Dating a bisexual male
and the concept is one of the three main classifications of sexual orientation along with heterosexuality and homosexuality, all of which exist on the heterosexual–homosexual continuum.
A bisexual identity does not necessarily equate to equal sexual attraction to both sexes; commonly, people who have a distinct but not exclusive sexual preference for one sex over the other also identify themselves as bisexual.
Hirschfeld created a ten-point scale to measure the strength of sexual desire, with the direction of desire being represented by the letters A (for heterosexuality), B (for homosexuality), and A B (for bisexuality).
On this scale, someone who was A3, B9 would be weakly attracted to the opposite sex and very strongly attracted to the same sex, an A0, B0 would be asexual, and an A10, B10 would be very attracted to both sexes.
It further stated that, for most people, sexual orientation is determined at an early age.
The American Psychiatric Association stated: "To date there are no replicated scientific studies supporting any specific biological etiology for homosexuality.

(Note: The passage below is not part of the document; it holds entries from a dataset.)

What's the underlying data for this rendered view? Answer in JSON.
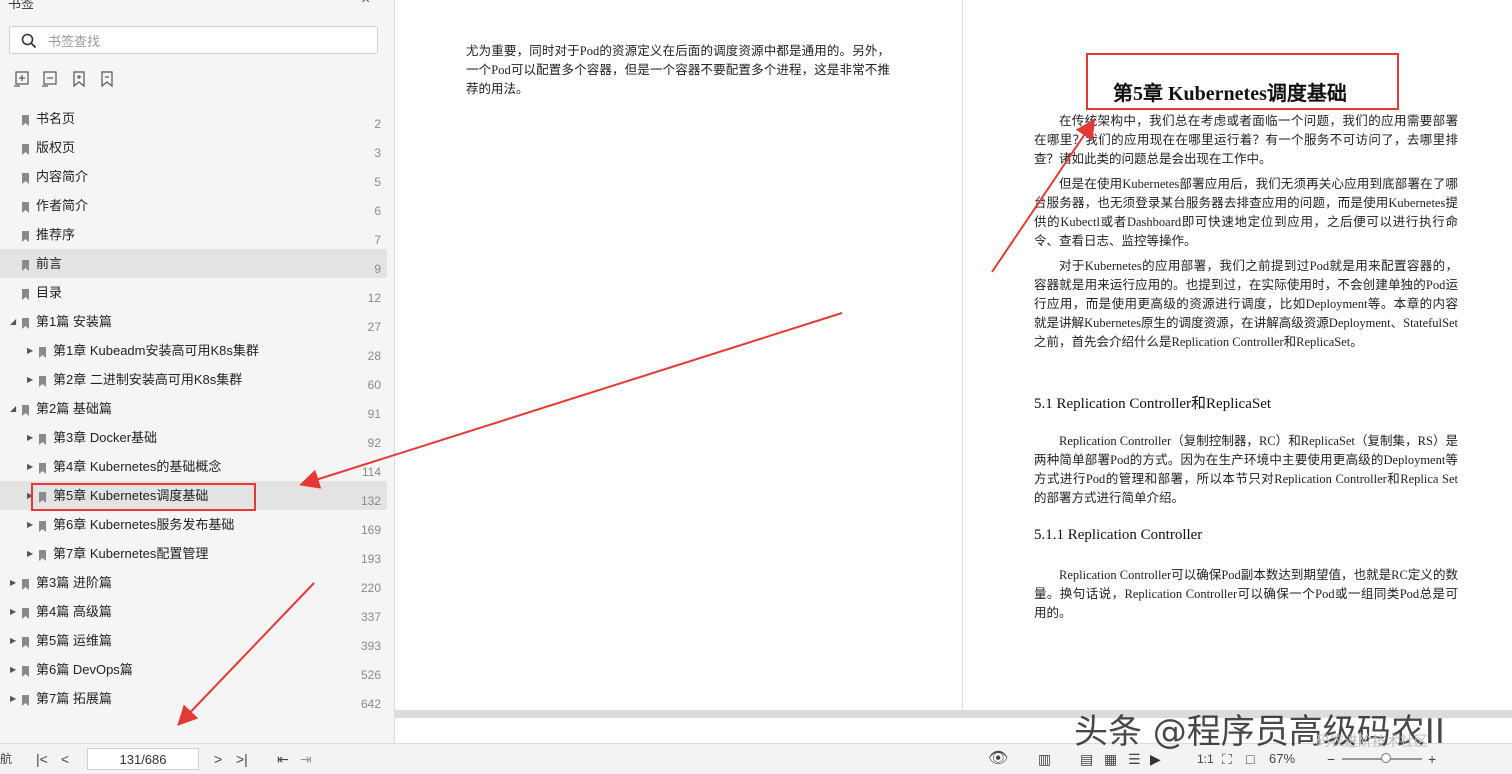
{
  "sidebar": {
    "title": "书签",
    "search_placeholder": "书签查找",
    "items": [
      {
        "label": "书名页",
        "page": "2",
        "level": 0,
        "expand": ""
      },
      {
        "label": "版权页",
        "page": "3",
        "level": 0,
        "expand": ""
      },
      {
        "label": "内容简介",
        "page": "5",
        "level": 0,
        "expand": ""
      },
      {
        "label": "作者简介",
        "page": "6",
        "level": 0,
        "expand": ""
      },
      {
        "label": "推荐序",
        "page": "7",
        "level": 0,
        "expand": ""
      },
      {
        "label": "前言",
        "page": "9",
        "level": 0,
        "expand": "",
        "selected": true
      },
      {
        "label": "目录",
        "page": "12",
        "level": 0,
        "expand": ""
      },
      {
        "label": "第1篇 安装篇",
        "page": "27",
        "level": 0,
        "expand": "open"
      },
      {
        "label": "第1章 Kubeadm安装高可用K8s集群",
        "page": "28",
        "level": 1,
        "expand": "closed"
      },
      {
        "label": "第2章 二进制安装高可用K8s集群",
        "page": "60",
        "level": 1,
        "expand": "closed"
      },
      {
        "label": "第2篇 基础篇",
        "page": "91",
        "level": 0,
        "expand": "open"
      },
      {
        "label": "第3章 Docker基础",
        "page": "92",
        "level": 1,
        "expand": "closed"
      },
      {
        "label": "第4章 Kubernetes的基础概念",
        "page": "114",
        "level": 1,
        "expand": "closed"
      },
      {
        "label": "第5章 Kubernetes调度基础",
        "page": "132",
        "level": 1,
        "expand": "closed",
        "selected": true
      },
      {
        "label": "第6章 Kubernetes服务发布基础",
        "page": "169",
        "level": 1,
        "expand": "closed"
      },
      {
        "label": "第7章 Kubernetes配置管理",
        "page": "193",
        "level": 1,
        "expand": "closed"
      },
      {
        "label": "第3篇 进阶篇",
        "page": "220",
        "level": 0,
        "expand": "closed"
      },
      {
        "label": "第4篇 高级篇",
        "page": "337",
        "level": 0,
        "expand": "closed"
      },
      {
        "label": "第5篇 运维篇",
        "page": "393",
        "level": 0,
        "expand": "closed"
      },
      {
        "label": "第6篇 DevOps篇",
        "page": "526",
        "level": 0,
        "expand": "closed"
      },
      {
        "label": "第7篇 拓展篇",
        "page": "642",
        "level": 0,
        "expand": "closed"
      }
    ]
  },
  "bottom_bar": {
    "nav_label": "航",
    "page_indicator": "131/686",
    "zoom_label": "67%",
    "zoom_fraction": 0.55
  },
  "left_page": {
    "paragraph": "尤为重要，同时对于Pod的资源定义在后面的调度资源中都是通用的。另外，一个Pod可以配置多个容器，但是一个容器不要配置多个进程，这是非常不推荐的用法。"
  },
  "right_page": {
    "chapter_title": "第5章  Kubernetes调度基础",
    "p1": "在传统架构中，我们总在考虑或者面临一个问题，我们的应用需要部署在哪里？我们的应用现在在哪里运行着？有一个服务不可访问了，去哪里排查？诸如此类的问题总是会出现在工作中。",
    "p2": "但是在使用Kubernetes部署应用后，我们无须再关心应用到底部署在了哪台服务器，也无须登录某台服务器去排查应用的问题，而是使用Kubernetes提供的Kubectl或者Dashboard即可快速地定位到应用，之后便可以进行执行命令、查看日志、监控等操作。",
    "p3": "对于Kubernetes的应用部署，我们之前提到过Pod就是用来配置容器的，容器就是用来运行应用的。也提到过，在实际使用时，不会创建单独的Pod运行应用，而是使用更高级的资源进行调度，比如Deployment等。本章的内容就是讲解Kubernetes原生的调度资源，在讲解高级资源Deployment、StatefulSet之前，首先会介绍什么是Replication Controller和ReplicaSet。",
    "sec1": "5.1  Replication Controller和ReplicaSet",
    "p4": "Replication Controller（复制控制器，RC）和ReplicaSet（复制集，RS）是两种简单部署Pod的方式。因为在生产环境中主要使用更高级的Deployment等方式进行Pod的管理和部署，所以本节只对Replication Controller和Replica Set的部署方式进行简单介绍。",
    "sec2": "5.1.1  Replication Controller",
    "p5": "Replication Controller可以确保Pod副本数达到期望值，也就是RC定义的数量。换句话说，Replication Controller可以确保一个Pod或一组同类Pod总是可用的。"
  },
  "watermark": {
    "text": "头条 @程序员高级码农II",
    "sub": "码农进阶技术社区"
  },
  "colors": {
    "annotation_red": "#e53935"
  }
}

Similarly, no specific psychosocial or family dynamic cause for homosexuality has been identified, including histories of childhood sexual abuse." Research into how sexual orientation may be determined by genetic or other prenatal factors plays a role in political and social debates about homosexuality, and also raises fears about genetic profiling and prenatal testing.
Le Vay compares Hirschfeld's scale to that developed by Kinsey decades later.
Sigmund Freud believed that every human being is bisexual in the sense of incorporating general attributes of both sexes.